Found in 56 Collections and/or Records:
George Charles Keidel (1868-1942) was associate professor of Romance Languages at Johns Hopkins University and was later a librarian at the Library of Congress. The collection spans the years 1899-1935 and consists largely of Prefessor Keidel's lectures and writings on romance paleography. Some material is in French.
Collection of Baltimore clergyman, George C.M. Roberts, consists of one holographic notebook containing copies of letters written in support of his appointment as chaplain to the U.S. Army troops stationed at Fort McHenry, MD in 1836. The collection consists of one hand-written notebook (1836-1841) of Baltimore clergyman, George C.M. Roberts.
George Stock Benton (1917-1999) was an American meteorologist and educator who helped create the Department of Earth and Planetary Sciences at Johns Hopkins. This collection consists of materials dating from 1950-1990, including articles and reports, files on the US/China Working Group in Atmospheric Sciences and Technology, subject files, slides and photographs, and personal items.
Johns Hopkins (1795-1873) was a highly successful Baltimore merchant and philanthropist. He left much of his wealth to found a university and hospital in Baltimore. This collection contains manuscripts, photographs and printed material by or about Johns Hopkins and his ancestors, 1743-2005.

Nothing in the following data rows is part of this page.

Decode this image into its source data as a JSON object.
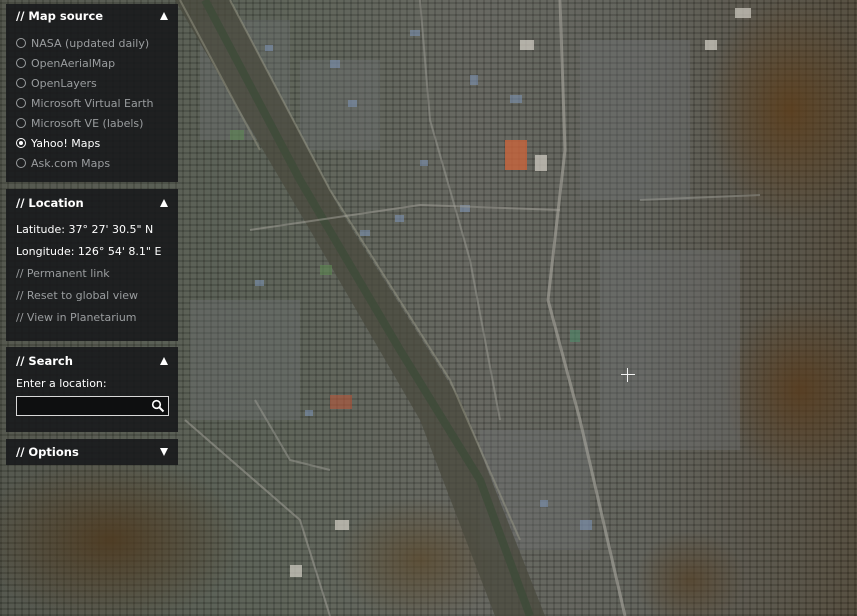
{
  "map_source": {
    "title": "// Map source",
    "collapse_icon": "triangle-up-icon",
    "options": [
      {
        "label": "NASA (updated daily)",
        "selected": false
      },
      {
        "label": "OpenAerialMap",
        "selected": false
      },
      {
        "label": "OpenLayers",
        "selected": false
      },
      {
        "label": "Microsoft Virtual Earth",
        "selected": false
      },
      {
        "label": "Microsoft VE (labels)",
        "selected": false
      },
      {
        "label": "Yahoo! Maps",
        "selected": true
      },
      {
        "label": "Ask.com Maps",
        "selected": false
      }
    ]
  },
  "location": {
    "title": "// Location",
    "collapse_icon": "triangle-up-icon",
    "latitude": "Latitude: 37° 27' 30.5\" N",
    "longitude": "Longitude: 126° 54' 8.1\" E",
    "links": {
      "permanent": "// Permanent link",
      "reset": "// Reset to global view",
      "planetarium": "// View in Planetarium"
    }
  },
  "search": {
    "title": "// Search",
    "collapse_icon": "triangle-up-icon",
    "label": "Enter a location:",
    "value": "",
    "button_icon": "magnifier-icon"
  },
  "options": {
    "title": "// Options",
    "expand_icon": "triangle-down-icon"
  },
  "map": {
    "center_marker_icon": "crosshair-icon"
  }
}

The papers consist of land records, legal documents, family correspondence, family bibles, diaries, scrapbooks, and photographs of multiple families dating from 1684 to 1972. The families represented include the Maynard-Owen-Eastman families, the Ridgely family, and the Howard family.
Joseph Michael Lalley (1896-1980) was a literary critic and conservative author.

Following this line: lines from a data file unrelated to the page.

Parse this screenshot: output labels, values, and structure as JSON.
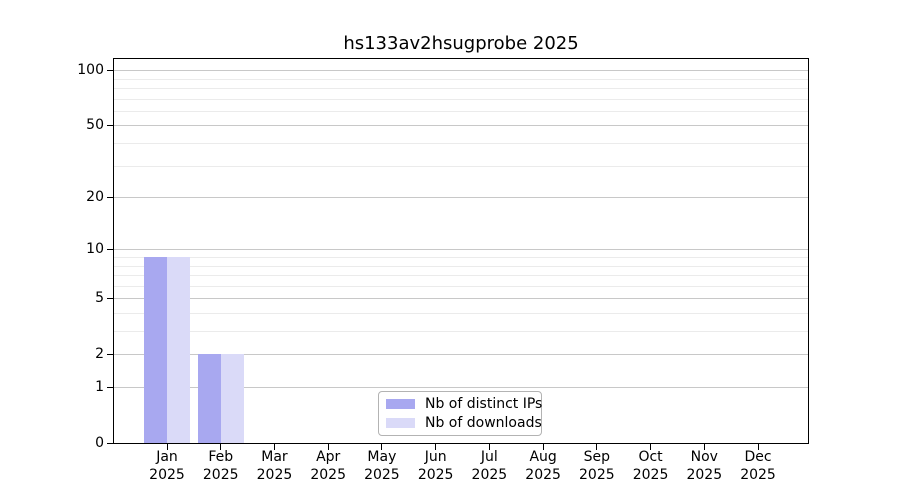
{
  "chart_data": {
    "type": "bar",
    "title": "hs133av2hsugprobe 2025",
    "categories": [
      {
        "month": "Jan",
        "year": "2025"
      },
      {
        "month": "Feb",
        "year": "2025"
      },
      {
        "month": "Mar",
        "year": "2025"
      },
      {
        "month": "Apr",
        "year": "2025"
      },
      {
        "month": "May",
        "year": "2025"
      },
      {
        "month": "Jun",
        "year": "2025"
      },
      {
        "month": "Jul",
        "year": "2025"
      },
      {
        "month": "Aug",
        "year": "2025"
      },
      {
        "month": "Sep",
        "year": "2025"
      },
      {
        "month": "Oct",
        "year": "2025"
      },
      {
        "month": "Nov",
        "year": "2025"
      },
      {
        "month": "Dec",
        "year": "2025"
      }
    ],
    "series": [
      {
        "name": "Nb of distinct IPs",
        "color": "#a8a8f0",
        "values": [
          9,
          2,
          0,
          0,
          0,
          0,
          0,
          0,
          0,
          0,
          0,
          0
        ]
      },
      {
        "name": "Nb of downloads",
        "color": "#dadaf8",
        "values": [
          9,
          2,
          0,
          0,
          0,
          0,
          0,
          0,
          0,
          0,
          0,
          0
        ]
      }
    ],
    "xlabel": "",
    "ylabel": "",
    "yscale": "log1p",
    "ylim": [
      0,
      115
    ],
    "yticks": [
      0,
      1,
      2,
      5,
      10,
      20,
      50,
      100
    ],
    "yticks_minor": [
      3,
      4,
      6,
      7,
      8,
      9,
      30,
      40,
      60,
      70,
      80,
      90
    ],
    "grid": true,
    "legend_position": "lower center"
  },
  "colors": {
    "grid_major": "#c8c8c8",
    "grid_minor": "#ebebeb",
    "axis": "#000000",
    "legend_border": "#b3b3b3",
    "background": "#ffffff"
  }
}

J. Montgomery Gambrill (1880-1953) was a historian and professor at Columbia University and Johns Hopkins University. This collection consists largely of typed and handwritten correspondence, subject files, and teaching files reagarding his research and administrative duties, from 1794 to 1966.

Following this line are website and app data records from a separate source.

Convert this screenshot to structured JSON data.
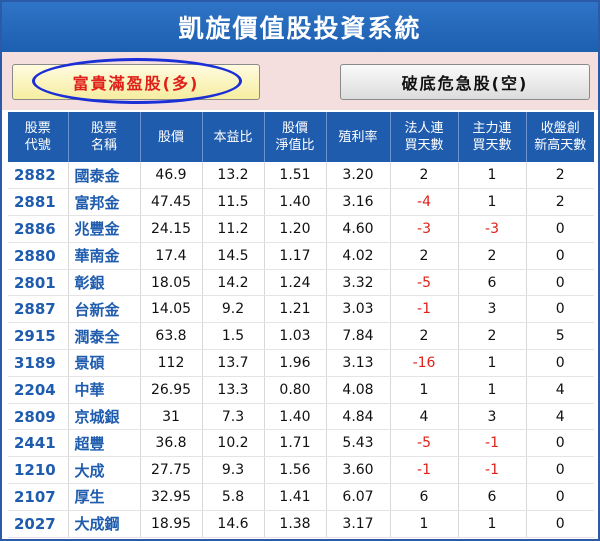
{
  "app": {
    "title": "凱旋價值股投資系統"
  },
  "modes": {
    "profit_label": "富貴滿盈股(多)",
    "crisis_label": "破底危急股(空)"
  },
  "table": {
    "headers": [
      [
        "股票",
        "代號"
      ],
      [
        "股票",
        "名稱"
      ],
      [
        "股價"
      ],
      [
        "本益比"
      ],
      [
        "股價",
        "淨值比"
      ],
      [
        "殖利率"
      ],
      [
        "法人連",
        "買天數"
      ],
      [
        "主力連",
        "買天數"
      ],
      [
        "收盤創",
        "新高天數"
      ]
    ],
    "rows": [
      [
        "2882",
        "國泰金",
        "46.9",
        "13.2",
        "1.51",
        "3.20",
        "2",
        "1",
        "2"
      ],
      [
        "2881",
        "富邦金",
        "47.45",
        "11.5",
        "1.40",
        "3.16",
        "-4",
        "1",
        "2"
      ],
      [
        "2886",
        "兆豐金",
        "24.15",
        "11.2",
        "1.20",
        "4.60",
        "-3",
        "-3",
        "0"
      ],
      [
        "2880",
        "華南金",
        "17.4",
        "14.5",
        "1.17",
        "4.02",
        "2",
        "2",
        "0"
      ],
      [
        "2801",
        "彰銀",
        "18.05",
        "14.2",
        "1.24",
        "3.32",
        "-5",
        "6",
        "0"
      ],
      [
        "2887",
        "台新金",
        "14.05",
        "9.2",
        "1.21",
        "3.03",
        "-1",
        "3",
        "0"
      ],
      [
        "2915",
        "潤泰全",
        "63.8",
        "1.5",
        "1.03",
        "7.84",
        "2",
        "2",
        "5"
      ],
      [
        "3189",
        "景碩",
        "112",
        "13.7",
        "1.96",
        "3.13",
        "-16",
        "1",
        "0"
      ],
      [
        "2204",
        "中華",
        "26.95",
        "13.3",
        "0.80",
        "4.08",
        "1",
        "1",
        "4"
      ],
      [
        "2809",
        "京城銀",
        "31",
        "7.3",
        "1.40",
        "4.84",
        "4",
        "3",
        "4"
      ],
      [
        "2441",
        "超豐",
        "36.8",
        "10.2",
        "1.71",
        "5.43",
        "-5",
        "-1",
        "0"
      ],
      [
        "1210",
        "大成",
        "27.75",
        "9.3",
        "1.56",
        "3.60",
        "-1",
        "-1",
        "0"
      ],
      [
        "2107",
        "厚生",
        "32.95",
        "5.8",
        "1.41",
        "6.07",
        "6",
        "6",
        "0"
      ],
      [
        "2027",
        "大成鋼",
        "18.95",
        "14.6",
        "1.38",
        "3.17",
        "1",
        "1",
        "0"
      ]
    ]
  },
  "colors": {
    "header_blue": "#1f5cae",
    "negative_red": "#e0201a",
    "mode_bar_bg": "#f4dede",
    "highlight_oval": "#1a2fd6"
  }
}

James Ryder Randall (1839-1908) was a native of Maryland and penned the poem,
Maryland, My Maryland! which was adopted as the state song in 1939. The collection includes autograph transcriptions of a letter to Charles F. Gunther of Chicago and the accompanying aforementioned poem.